▶ _WORK TO BE COMPLETED_
Gather, from the listing beneath this task, every line holding the string "screenshot".

☆ ☆ ☆

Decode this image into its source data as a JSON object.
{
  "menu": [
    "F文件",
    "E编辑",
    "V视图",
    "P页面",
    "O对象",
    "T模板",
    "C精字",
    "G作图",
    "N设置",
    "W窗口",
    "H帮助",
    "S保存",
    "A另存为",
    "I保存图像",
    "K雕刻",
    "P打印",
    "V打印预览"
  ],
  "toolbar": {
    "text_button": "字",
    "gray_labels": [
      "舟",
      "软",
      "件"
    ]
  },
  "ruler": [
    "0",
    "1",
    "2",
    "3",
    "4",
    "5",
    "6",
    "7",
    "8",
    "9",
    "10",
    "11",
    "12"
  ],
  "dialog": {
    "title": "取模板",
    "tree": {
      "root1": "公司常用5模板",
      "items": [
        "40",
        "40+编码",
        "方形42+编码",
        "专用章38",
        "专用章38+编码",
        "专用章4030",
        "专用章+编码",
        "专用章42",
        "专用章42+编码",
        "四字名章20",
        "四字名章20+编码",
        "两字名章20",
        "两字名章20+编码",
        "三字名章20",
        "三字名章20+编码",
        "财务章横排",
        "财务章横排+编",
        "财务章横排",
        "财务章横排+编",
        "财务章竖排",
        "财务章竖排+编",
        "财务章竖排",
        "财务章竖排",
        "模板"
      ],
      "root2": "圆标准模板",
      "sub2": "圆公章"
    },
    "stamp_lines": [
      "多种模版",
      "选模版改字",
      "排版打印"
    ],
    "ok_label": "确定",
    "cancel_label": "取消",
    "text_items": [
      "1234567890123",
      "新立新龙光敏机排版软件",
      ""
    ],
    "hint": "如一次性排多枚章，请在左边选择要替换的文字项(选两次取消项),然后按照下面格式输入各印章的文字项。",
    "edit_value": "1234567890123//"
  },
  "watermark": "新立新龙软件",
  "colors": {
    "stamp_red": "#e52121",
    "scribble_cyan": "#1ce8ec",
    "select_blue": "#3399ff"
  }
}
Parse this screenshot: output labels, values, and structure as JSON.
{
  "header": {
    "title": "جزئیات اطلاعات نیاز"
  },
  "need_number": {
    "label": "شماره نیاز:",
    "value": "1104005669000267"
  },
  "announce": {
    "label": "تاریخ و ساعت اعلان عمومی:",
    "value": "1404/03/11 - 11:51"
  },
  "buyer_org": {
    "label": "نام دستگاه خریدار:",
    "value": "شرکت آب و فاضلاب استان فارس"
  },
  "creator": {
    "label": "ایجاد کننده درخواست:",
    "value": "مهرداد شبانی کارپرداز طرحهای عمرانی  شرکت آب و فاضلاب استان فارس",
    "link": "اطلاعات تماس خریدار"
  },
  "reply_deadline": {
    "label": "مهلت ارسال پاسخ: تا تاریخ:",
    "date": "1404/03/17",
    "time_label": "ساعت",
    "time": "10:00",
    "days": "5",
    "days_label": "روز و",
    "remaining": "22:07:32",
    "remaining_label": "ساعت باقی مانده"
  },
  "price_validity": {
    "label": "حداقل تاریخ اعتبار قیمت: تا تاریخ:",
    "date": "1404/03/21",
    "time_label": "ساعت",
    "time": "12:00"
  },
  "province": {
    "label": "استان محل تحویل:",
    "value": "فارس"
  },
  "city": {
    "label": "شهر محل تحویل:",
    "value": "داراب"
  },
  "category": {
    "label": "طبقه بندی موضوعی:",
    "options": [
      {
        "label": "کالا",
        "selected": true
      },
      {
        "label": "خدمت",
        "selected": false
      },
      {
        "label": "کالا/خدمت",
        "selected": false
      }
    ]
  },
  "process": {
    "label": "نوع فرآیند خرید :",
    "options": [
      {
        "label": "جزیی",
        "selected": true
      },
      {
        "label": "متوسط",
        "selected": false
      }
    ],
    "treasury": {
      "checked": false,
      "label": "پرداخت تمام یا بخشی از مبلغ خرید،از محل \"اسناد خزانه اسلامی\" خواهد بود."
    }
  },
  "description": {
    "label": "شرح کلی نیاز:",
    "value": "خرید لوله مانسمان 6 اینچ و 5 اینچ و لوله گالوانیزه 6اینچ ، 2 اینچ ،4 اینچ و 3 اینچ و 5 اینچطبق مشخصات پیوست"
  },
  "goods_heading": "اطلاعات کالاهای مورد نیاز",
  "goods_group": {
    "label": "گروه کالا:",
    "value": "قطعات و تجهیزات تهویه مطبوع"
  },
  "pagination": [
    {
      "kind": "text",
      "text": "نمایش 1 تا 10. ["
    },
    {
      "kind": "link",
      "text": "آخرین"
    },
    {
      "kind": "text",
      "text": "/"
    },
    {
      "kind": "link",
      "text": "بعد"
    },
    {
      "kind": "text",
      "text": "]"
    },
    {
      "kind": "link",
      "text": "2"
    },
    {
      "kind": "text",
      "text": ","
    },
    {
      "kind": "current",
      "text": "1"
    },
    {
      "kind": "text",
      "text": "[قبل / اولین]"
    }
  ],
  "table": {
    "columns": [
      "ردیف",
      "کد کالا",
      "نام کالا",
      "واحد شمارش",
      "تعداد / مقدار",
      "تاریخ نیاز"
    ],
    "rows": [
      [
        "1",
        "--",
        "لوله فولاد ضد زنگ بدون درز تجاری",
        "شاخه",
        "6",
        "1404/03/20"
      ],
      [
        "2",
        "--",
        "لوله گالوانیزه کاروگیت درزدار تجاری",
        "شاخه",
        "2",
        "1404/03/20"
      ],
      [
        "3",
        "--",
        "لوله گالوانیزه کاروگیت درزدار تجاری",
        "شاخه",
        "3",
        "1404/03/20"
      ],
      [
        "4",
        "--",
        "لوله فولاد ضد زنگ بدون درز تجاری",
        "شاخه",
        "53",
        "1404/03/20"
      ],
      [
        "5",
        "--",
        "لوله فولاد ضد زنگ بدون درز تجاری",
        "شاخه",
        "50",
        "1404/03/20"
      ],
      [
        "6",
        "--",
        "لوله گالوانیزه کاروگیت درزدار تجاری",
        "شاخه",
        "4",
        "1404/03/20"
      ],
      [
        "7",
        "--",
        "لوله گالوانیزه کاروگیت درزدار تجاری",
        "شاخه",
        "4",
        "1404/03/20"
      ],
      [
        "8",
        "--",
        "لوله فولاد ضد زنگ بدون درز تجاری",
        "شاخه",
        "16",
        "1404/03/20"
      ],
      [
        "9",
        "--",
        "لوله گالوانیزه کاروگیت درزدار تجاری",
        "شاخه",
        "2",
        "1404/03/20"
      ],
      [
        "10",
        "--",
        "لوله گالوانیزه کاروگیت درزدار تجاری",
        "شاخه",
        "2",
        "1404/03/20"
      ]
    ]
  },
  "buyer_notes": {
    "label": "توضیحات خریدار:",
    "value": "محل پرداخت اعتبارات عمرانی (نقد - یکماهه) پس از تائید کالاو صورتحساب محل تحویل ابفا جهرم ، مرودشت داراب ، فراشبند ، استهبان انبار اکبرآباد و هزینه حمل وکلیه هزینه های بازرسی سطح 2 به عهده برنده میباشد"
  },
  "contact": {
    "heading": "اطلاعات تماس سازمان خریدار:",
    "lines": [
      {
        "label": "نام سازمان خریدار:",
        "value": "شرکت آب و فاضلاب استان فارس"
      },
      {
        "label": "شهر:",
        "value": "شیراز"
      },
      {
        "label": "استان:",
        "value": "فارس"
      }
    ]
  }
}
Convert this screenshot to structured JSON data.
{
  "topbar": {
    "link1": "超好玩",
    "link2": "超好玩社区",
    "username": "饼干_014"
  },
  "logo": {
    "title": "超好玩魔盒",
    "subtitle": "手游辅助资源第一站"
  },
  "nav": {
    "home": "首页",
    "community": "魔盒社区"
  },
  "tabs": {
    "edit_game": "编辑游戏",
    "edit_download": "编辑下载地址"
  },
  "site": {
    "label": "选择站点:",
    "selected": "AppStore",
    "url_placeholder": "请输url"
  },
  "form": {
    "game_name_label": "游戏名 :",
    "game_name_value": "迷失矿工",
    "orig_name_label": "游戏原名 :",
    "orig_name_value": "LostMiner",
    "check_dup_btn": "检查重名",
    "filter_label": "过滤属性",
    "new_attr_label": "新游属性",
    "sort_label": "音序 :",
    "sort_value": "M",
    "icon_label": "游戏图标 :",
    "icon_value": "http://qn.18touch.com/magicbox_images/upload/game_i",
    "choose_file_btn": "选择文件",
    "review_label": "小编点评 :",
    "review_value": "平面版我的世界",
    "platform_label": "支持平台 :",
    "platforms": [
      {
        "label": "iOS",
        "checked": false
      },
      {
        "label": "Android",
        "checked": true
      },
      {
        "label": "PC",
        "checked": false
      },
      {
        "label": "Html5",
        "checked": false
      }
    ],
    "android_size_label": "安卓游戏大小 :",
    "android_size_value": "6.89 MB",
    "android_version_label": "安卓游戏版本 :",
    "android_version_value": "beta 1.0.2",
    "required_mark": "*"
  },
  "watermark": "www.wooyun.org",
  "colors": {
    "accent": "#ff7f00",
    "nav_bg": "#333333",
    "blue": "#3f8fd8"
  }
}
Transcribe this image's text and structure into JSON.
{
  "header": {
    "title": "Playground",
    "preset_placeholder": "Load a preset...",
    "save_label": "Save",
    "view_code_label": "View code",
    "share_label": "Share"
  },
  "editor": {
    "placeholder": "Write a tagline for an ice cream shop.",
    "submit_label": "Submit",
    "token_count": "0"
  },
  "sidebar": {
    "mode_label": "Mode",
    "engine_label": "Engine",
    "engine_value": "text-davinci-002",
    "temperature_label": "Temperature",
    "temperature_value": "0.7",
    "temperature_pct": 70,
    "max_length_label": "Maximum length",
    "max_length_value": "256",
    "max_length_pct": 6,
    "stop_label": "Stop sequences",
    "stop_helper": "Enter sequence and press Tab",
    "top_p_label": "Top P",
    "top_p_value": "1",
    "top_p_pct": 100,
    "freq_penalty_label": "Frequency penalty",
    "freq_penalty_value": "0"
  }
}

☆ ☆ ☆

▶ _SOLUTION TO THIS PROBLEM_
Parse this screenshot: output labels, values, and structure as JSON.
Convert this screenshot to structured JSON data.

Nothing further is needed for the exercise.